Theoretical physicist Stephen Hawking is Lucasian Professor of Mathematics at Cambridge (Newton's old position). He is the author of A BRIEF HISTORY OF TIME, which remained on the New York Times bestseller list for a record-breaking 237 weeks. Curiously, Hawking was born 300 years to the day after Galileo died.

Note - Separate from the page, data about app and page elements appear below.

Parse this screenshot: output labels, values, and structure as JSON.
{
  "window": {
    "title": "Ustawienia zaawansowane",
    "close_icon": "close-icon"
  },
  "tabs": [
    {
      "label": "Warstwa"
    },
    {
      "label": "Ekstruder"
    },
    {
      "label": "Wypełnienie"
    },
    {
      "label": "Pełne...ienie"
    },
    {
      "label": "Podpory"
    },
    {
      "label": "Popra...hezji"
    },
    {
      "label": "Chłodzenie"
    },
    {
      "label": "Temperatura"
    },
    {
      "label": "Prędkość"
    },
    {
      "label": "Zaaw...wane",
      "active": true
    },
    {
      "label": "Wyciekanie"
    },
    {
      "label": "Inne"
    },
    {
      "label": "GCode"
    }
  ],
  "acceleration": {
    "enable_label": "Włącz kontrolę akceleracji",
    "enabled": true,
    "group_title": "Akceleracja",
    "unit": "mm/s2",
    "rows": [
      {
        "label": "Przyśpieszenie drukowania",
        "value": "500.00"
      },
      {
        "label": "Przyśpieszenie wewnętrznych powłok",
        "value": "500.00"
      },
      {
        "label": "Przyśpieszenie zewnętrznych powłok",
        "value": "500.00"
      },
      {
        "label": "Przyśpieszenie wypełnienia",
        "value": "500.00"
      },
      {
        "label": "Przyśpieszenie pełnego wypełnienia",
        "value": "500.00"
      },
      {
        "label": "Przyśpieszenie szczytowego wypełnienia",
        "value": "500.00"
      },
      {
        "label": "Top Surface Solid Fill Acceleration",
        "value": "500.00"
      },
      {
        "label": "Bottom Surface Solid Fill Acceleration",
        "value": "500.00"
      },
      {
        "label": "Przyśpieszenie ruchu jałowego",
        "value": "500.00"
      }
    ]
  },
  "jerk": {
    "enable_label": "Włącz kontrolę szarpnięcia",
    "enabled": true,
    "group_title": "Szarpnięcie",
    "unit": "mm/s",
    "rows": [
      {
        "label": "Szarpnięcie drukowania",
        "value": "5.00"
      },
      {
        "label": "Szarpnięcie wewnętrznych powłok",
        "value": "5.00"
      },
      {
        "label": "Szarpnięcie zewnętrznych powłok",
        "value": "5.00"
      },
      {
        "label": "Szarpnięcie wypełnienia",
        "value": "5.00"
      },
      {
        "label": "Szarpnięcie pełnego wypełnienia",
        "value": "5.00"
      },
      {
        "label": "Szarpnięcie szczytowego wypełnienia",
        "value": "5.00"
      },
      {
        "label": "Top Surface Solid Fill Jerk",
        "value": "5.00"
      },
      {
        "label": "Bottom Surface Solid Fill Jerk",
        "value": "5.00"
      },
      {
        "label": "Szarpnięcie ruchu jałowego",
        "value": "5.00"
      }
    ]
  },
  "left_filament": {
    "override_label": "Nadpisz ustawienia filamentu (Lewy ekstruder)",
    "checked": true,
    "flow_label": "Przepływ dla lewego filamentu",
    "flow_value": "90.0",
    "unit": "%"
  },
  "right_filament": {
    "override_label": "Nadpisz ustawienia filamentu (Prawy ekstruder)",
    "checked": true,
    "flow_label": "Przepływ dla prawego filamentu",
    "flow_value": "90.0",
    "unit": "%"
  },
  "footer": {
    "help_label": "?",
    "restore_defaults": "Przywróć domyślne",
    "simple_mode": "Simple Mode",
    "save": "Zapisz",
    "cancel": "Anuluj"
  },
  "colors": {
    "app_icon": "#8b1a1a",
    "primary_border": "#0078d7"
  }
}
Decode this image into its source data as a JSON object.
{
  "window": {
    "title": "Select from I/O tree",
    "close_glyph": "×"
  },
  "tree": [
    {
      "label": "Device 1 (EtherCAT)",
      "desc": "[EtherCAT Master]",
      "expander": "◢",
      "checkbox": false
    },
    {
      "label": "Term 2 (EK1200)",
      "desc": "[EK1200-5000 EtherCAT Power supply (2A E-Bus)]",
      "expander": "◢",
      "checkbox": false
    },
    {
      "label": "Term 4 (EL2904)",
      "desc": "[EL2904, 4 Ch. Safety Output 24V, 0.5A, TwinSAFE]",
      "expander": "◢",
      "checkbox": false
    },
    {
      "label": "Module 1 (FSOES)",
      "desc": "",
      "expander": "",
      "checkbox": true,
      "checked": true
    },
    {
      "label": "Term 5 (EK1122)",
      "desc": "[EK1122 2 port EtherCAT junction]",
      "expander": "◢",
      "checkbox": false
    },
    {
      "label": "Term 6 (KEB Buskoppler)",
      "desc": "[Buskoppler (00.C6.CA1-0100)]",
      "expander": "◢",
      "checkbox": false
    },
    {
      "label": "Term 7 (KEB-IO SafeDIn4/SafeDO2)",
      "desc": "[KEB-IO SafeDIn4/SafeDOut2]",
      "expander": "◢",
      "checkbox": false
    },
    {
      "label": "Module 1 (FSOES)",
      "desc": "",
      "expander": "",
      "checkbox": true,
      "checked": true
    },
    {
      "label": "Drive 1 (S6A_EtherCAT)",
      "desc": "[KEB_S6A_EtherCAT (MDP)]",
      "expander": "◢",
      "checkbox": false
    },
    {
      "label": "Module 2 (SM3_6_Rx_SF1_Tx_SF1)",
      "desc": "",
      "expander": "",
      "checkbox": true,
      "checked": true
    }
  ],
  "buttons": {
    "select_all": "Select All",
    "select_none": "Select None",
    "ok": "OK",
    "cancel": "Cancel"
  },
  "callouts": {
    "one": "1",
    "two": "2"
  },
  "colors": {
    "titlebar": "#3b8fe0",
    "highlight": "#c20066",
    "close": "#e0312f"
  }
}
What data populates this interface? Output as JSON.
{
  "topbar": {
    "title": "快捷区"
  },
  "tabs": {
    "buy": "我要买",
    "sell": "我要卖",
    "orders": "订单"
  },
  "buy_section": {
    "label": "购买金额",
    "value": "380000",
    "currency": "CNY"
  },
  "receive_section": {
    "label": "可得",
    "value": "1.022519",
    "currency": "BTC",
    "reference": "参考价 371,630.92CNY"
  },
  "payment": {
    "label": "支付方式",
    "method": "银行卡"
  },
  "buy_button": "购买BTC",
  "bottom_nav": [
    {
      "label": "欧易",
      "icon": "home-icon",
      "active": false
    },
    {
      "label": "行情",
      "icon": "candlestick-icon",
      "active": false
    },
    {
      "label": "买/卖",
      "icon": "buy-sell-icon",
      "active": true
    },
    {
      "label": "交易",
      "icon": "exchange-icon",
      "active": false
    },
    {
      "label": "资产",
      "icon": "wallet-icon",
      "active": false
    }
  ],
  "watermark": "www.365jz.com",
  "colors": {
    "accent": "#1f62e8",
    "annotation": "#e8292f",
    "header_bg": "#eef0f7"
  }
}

Showcasing the five most influential works in the history of modern science, this book is a boon to anyone willing to give serious attention to these world-changing texts. Understanding of the often convoluted equations and archaic phrasings they contain is aided by Professor Stephen Hawking's footnotes and his introductions outlining the background to the works in question: Copernicus's On the Revolution of Heavenly Spheres; Galileo's Dialogues Concerning Two Sciences; Book Five of Kepler's Harmony of the World; Principia by Sir Isaac Newton, and selections from Einstein's Principle of Relativity. Hawking's mini-essays link them in terms not only of scientific progression, but through the mirrored obsessions, drives and enlarged personalities of their creators. These precis perform a dual task of establishing their subjects in a scientific time and place, and informing them with a humanity often disregarded in the brighter light of their subsequent achievements. The linkage is fascinating, the texts rewarding, the whole indispensable. Hawking shows massive ideas as feeding on the confirmation, sometime rejection, and ensuing enlargement of that which has gone before, just as Newton did in the phrase that forms the book's title: 'If I have seen farther,' he wrote, 'it is by standing on the shoulders of giants.' The Running Press have seen far enough to plant themselves firmly on the heads of the lot; the result is a body of work that has collectively endured for over 500 years already and should grace the bookshelves and coffee tables of the academically serious and peripherally interested alike. (Kirkus UK)